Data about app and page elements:
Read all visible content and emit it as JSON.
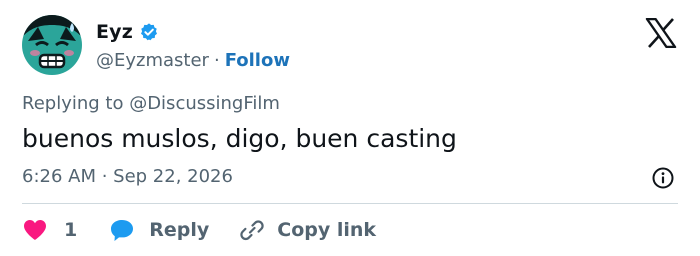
{
  "author": {
    "display_name": "Eyz",
    "handle": "@Eyzmaster",
    "separator": "·",
    "follow_label": "Follow",
    "verified_icon": "verified-badge-icon",
    "verified_color": "#1d9bf0"
  },
  "platform": {
    "logo_icon": "x-logo-icon"
  },
  "tweet": {
    "replying_to": "Replying to @DiscussingFilm",
    "text": "buenos muslos, digo, buen casting",
    "timestamp": "6:26 AM · Sep 22, 2026"
  },
  "actions": {
    "like_count": "1",
    "like_color": "#f91880",
    "reply_label": "Reply",
    "reply_color": "#1d9bf0",
    "copy_link_label": "Copy link"
  },
  "colors": {
    "link": "#1d73b9",
    "secondary_text": "#536471",
    "primary_text": "#0f1419"
  }
}
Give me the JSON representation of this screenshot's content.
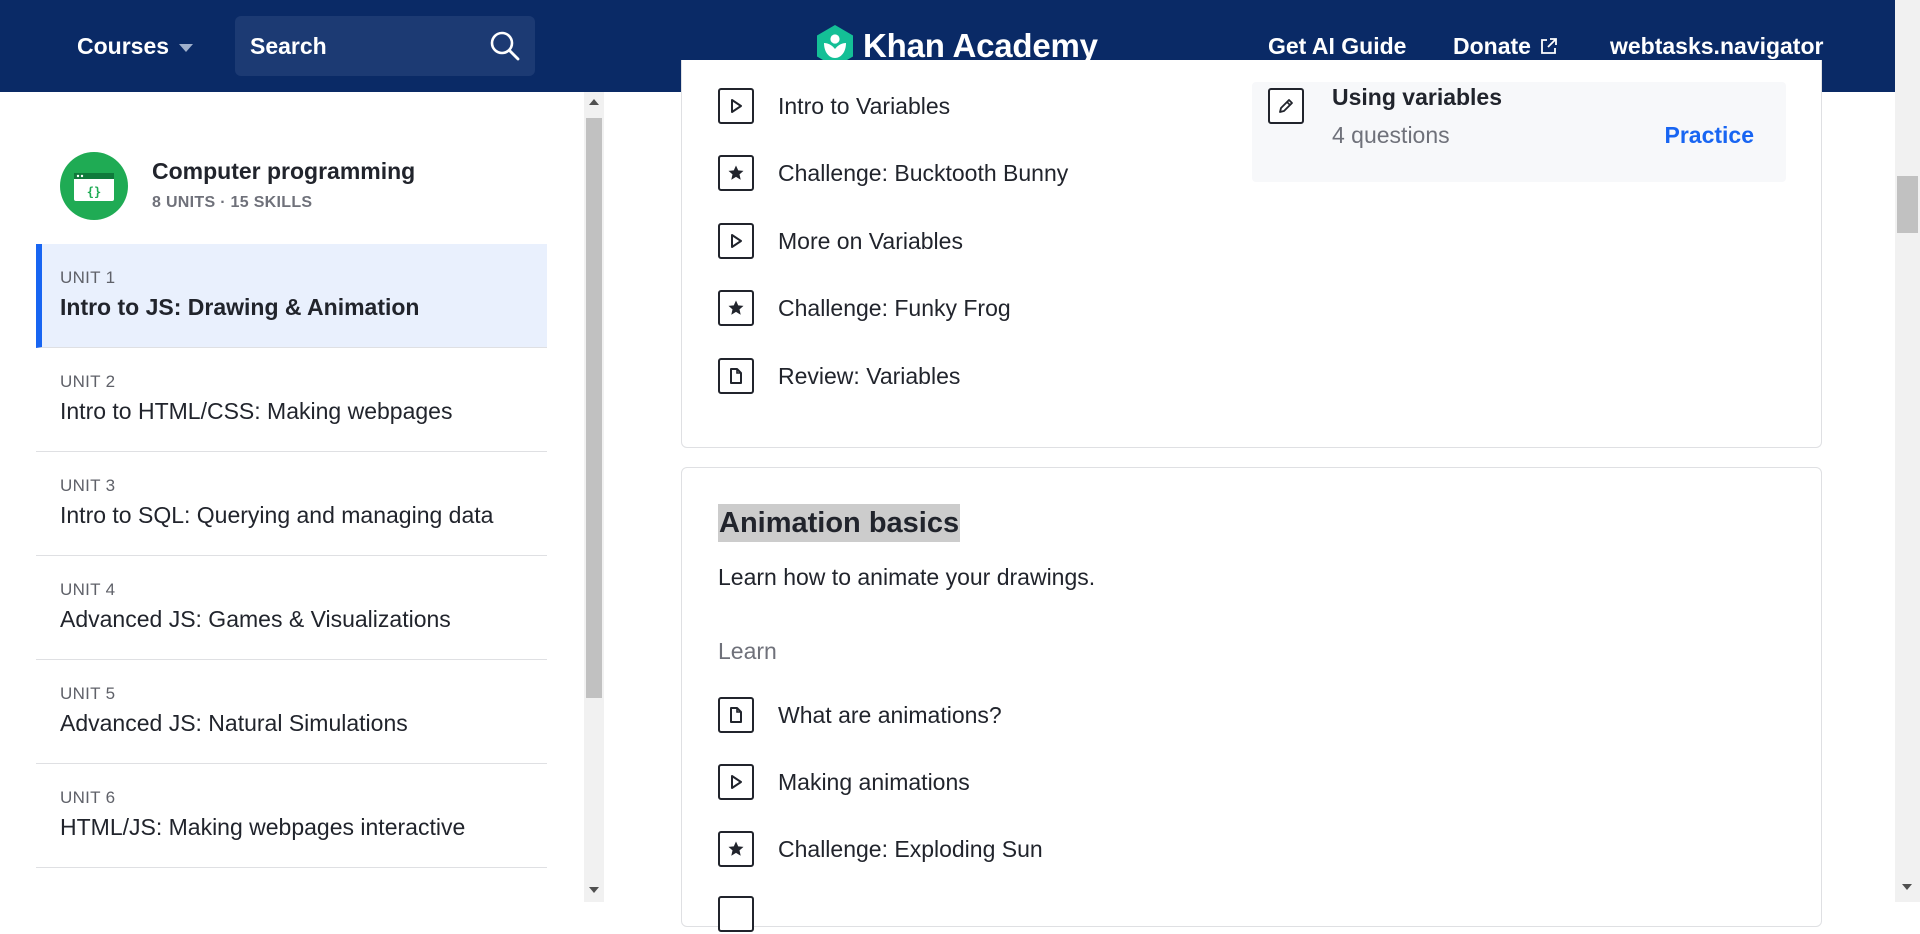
{
  "header": {
    "courses_label": "Courses",
    "search_placeholder": "Search",
    "logo_text": "Khan Academy",
    "ai_guide_label": "Get AI Guide",
    "donate_label": "Donate",
    "user_label": "webtasks.navigator"
  },
  "sidebar": {
    "course_title": "Computer programming",
    "course_meta": "8 UNITS · 15 SKILLS",
    "units": [
      {
        "label": "UNIT 1",
        "title": "Intro to JS: Drawing & Animation"
      },
      {
        "label": "UNIT 2",
        "title": "Intro to HTML/CSS: Making webpages"
      },
      {
        "label": "UNIT 3",
        "title": "Intro to SQL: Querying and managing data"
      },
      {
        "label": "UNIT 4",
        "title": "Advanced JS: Games & Visualizations"
      },
      {
        "label": "UNIT 5",
        "title": "Advanced JS: Natural Simulations"
      },
      {
        "label": "UNIT 6",
        "title": "HTML/JS: Making webpages interactive"
      }
    ]
  },
  "variables_section": {
    "items": [
      {
        "type": "video",
        "title": "Intro to Variables"
      },
      {
        "type": "challenge",
        "title": "Challenge: Bucktooth Bunny"
      },
      {
        "type": "video",
        "title": "More on Variables"
      },
      {
        "type": "challenge",
        "title": "Challenge: Funky Frog"
      },
      {
        "type": "article",
        "title": "Review: Variables"
      }
    ],
    "practice": {
      "title": "Using variables",
      "count": "4 questions",
      "link": "Practice"
    }
  },
  "animation_section": {
    "title": "Animation basics",
    "description": "Learn how to animate your drawings.",
    "learn_label": "Learn",
    "items": [
      {
        "type": "article",
        "title": "What are animations?"
      },
      {
        "type": "video",
        "title": "Making animations"
      },
      {
        "type": "challenge",
        "title": "Challenge: Exploding Sun"
      }
    ]
  },
  "colors": {
    "header_bg": "#0a2a66",
    "accent": "#1865f2",
    "course_icon": "#1fab54",
    "active_unit_bg": "#e9f0fd"
  }
}
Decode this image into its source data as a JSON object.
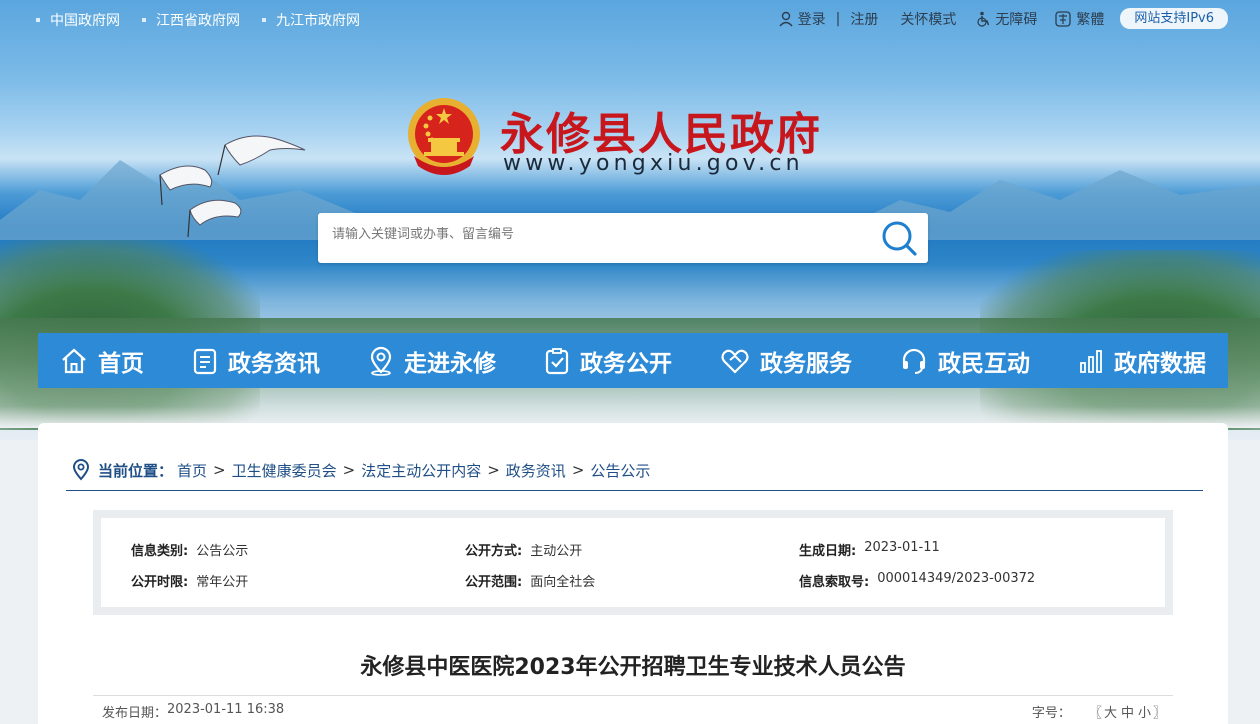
{
  "top": {
    "links": [
      "中国政府网",
      "江西省政府网",
      "九江市政府网"
    ],
    "login": "登录",
    "divider": "|",
    "register": "注册",
    "care_mode": "关怀模式",
    "accessibility": "无障碍",
    "traditional": "繁體",
    "ipv6": "网站支持IPv6"
  },
  "site": {
    "name": "永修县人民政府",
    "url": "www.yongxiu.gov.cn"
  },
  "search": {
    "placeholder": "请输入关键词或办事、留言编号"
  },
  "nav": {
    "items": [
      {
        "label": "首页",
        "icon": "home-icon"
      },
      {
        "label": "政务资讯",
        "icon": "news-icon"
      },
      {
        "label": "走进永修",
        "icon": "location-icon"
      },
      {
        "label": "政务公开",
        "icon": "clipboard-check-icon"
      },
      {
        "label": "政务服务",
        "icon": "handshake-icon"
      },
      {
        "label": "政民互动",
        "icon": "headset-icon"
      },
      {
        "label": "政府数据",
        "icon": "bar-chart-icon"
      }
    ]
  },
  "breadcrumb": {
    "lead": "当前位置：",
    "items": [
      "首页",
      "卫生健康委员会",
      "法定主动公开内容",
      "政务资讯",
      "公告公示"
    ],
    "separator": ">"
  },
  "info": {
    "category_k": "信息类别:",
    "category_v": "公告公示",
    "method_k": "公开方式:",
    "method_v": "主动公开",
    "date_k": "生成日期:",
    "date_v": "2023-01-11",
    "period_k": "公开时限:",
    "period_v": "常年公开",
    "scope_k": "公开范围:",
    "scope_v": "面向全社会",
    "index_k": "信息索取号:",
    "index_v": "000014349/2023-00372"
  },
  "article": {
    "title": "永修县中医医院2023年公开招聘卫生专业技术人员公告",
    "published_label": "发布日期：",
    "published": "2023-01-11 16:38",
    "font_size_label": "字号：",
    "font_open": "〖",
    "font_large": "大",
    "font_medium": "中",
    "font_small": "小",
    "font_close": "〗"
  },
  "colors": {
    "brand_red": "#c8161d",
    "nav_blue": "#2d8ad6",
    "crumb_blue": "#1f4f86"
  }
}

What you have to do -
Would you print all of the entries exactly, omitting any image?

Written reply -
Read all visible content and emit it as JSON.
{
  "author": {
    "display_name": "Eyz",
    "handle": "@Eyzmaster",
    "separator": "·",
    "follow_label": "Follow",
    "verified_icon": "verified-badge-icon",
    "verified_color": "#1d9bf0"
  },
  "platform": {
    "logo_icon": "x-logo-icon"
  },
  "tweet": {
    "replying_to": "Replying to @DiscussingFilm",
    "text": "buenos muslos, digo, buen casting",
    "timestamp": "6:26 AM · Sep 22, 2026"
  },
  "actions": {
    "like_count": "1",
    "like_color": "#f91880",
    "reply_label": "Reply",
    "reply_color": "#1d9bf0",
    "copy_link_label": "Copy link"
  },
  "colors": {
    "link": "#1d73b9",
    "secondary_text": "#536471",
    "primary_text": "#0f1419"
  }
}
Give me the JSON representation of this screenshot's content.
{
  "header": {
    "courses_label": "Courses",
    "search_placeholder": "Search",
    "logo_text": "Khan Academy",
    "ai_guide_label": "Get AI Guide",
    "donate_label": "Donate",
    "user_label": "webtasks.navigator"
  },
  "sidebar": {
    "course_title": "Computer programming",
    "course_meta": "8 UNITS · 15 SKILLS",
    "units": [
      {
        "label": "UNIT 1",
        "title": "Intro to JS: Drawing & Animation"
      },
      {
        "label": "UNIT 2",
        "title": "Intro to HTML/CSS: Making webpages"
      },
      {
        "label": "UNIT 3",
        "title": "Intro to SQL: Querying and managing data"
      },
      {
        "label": "UNIT 4",
        "title": "Advanced JS: Games & Visualizations"
      },
      {
        "label": "UNIT 5",
        "title": "Advanced JS: Natural Simulations"
      },
      {
        "label": "UNIT 6",
        "title": "HTML/JS: Making webpages interactive"
      }
    ]
  },
  "variables_section": {
    "items": [
      {
        "type": "video",
        "title": "Intro to Variables"
      },
      {
        "type": "challenge",
        "title": "Challenge: Bucktooth Bunny"
      },
      {
        "type": "video",
        "title": "More on Variables"
      },
      {
        "type": "challenge",
        "title": "Challenge: Funky Frog"
      },
      {
        "type": "article",
        "title": "Review: Variables"
      }
    ],
    "practice": {
      "title": "Using variables",
      "count": "4 questions",
      "link": "Practice"
    }
  },
  "animation_section": {
    "title": "Animation basics",
    "description": "Learn how to animate your drawings.",
    "learn_label": "Learn",
    "items": [
      {
        "type": "article",
        "title": "What are animations?"
      },
      {
        "type": "video",
        "title": "Making animations"
      },
      {
        "type": "challenge",
        "title": "Challenge: Exploding Sun"
      }
    ]
  },
  "colors": {
    "header_bg": "#0a2a66",
    "accent": "#1865f2",
    "course_icon": "#1fab54",
    "active_unit_bg": "#e9f0fd"
  }
}
Decode this image into its source data as a JSON object.
{
  "top": {
    "links": [
      "中国政府网",
      "江西省政府网",
      "九江市政府网"
    ],
    "login": "登录",
    "divider": "|",
    "register": "注册",
    "care_mode": "关怀模式",
    "accessibility": "无障碍",
    "traditional": "繁體",
    "ipv6": "网站支持IPv6"
  },
  "site": {
    "name": "永修县人民政府",
    "url": "www.yongxiu.gov.cn"
  },
  "search": {
    "placeholder": "请输入关键词或办事、留言编号"
  },
  "nav": {
    "items": [
      {
        "label": "首页",
        "icon": "home-icon"
      },
      {
        "label": "政务资讯",
        "icon": "news-icon"
      },
      {
        "label": "走进永修",
        "icon": "location-icon"
      },
      {
        "label": "政务公开",
        "icon": "clipboard-check-icon"
      },
      {
        "label": "政务服务",
        "icon": "handshake-icon"
      },
      {
        "label": "政民互动",
        "icon": "headset-icon"
      },
      {
        "label": "政府数据",
        "icon": "bar-chart-icon"
      }
    ]
  },
  "breadcrumb": {
    "lead": "当前位置：",
    "items": [
      "首页",
      "卫生健康委员会",
      "法定主动公开内容",
      "政务资讯",
      "公告公示"
    ],
    "separator": ">"
  },
  "info": {
    "category_k": "信息类别:",
    "category_v": "公告公示",
    "method_k": "公开方式:",
    "method_v": "主动公开",
    "date_k": "生成日期:",
    "date_v": "2023-01-11",
    "period_k": "公开时限:",
    "period_v": "常年公开",
    "scope_k": "公开范围:",
    "scope_v": "面向全社会",
    "index_k": "信息索取号:",
    "index_v": "000014349/2023-00372"
  },
  "article": {
    "title": "永修县中医医院2023年公开招聘卫生专业技术人员公告",
    "published_label": "发布日期：",
    "published": "2023-01-11 16:38",
    "font_size_label": "字号：",
    "font_open": "〖",
    "font_large": "大",
    "font_medium": "中",
    "font_small": "小",
    "font_close": "〗"
  },
  "colors": {
    "brand_red": "#c8161d",
    "nav_blue": "#2d8ad6",
    "crumb_blue": "#1f4f86"
  }
}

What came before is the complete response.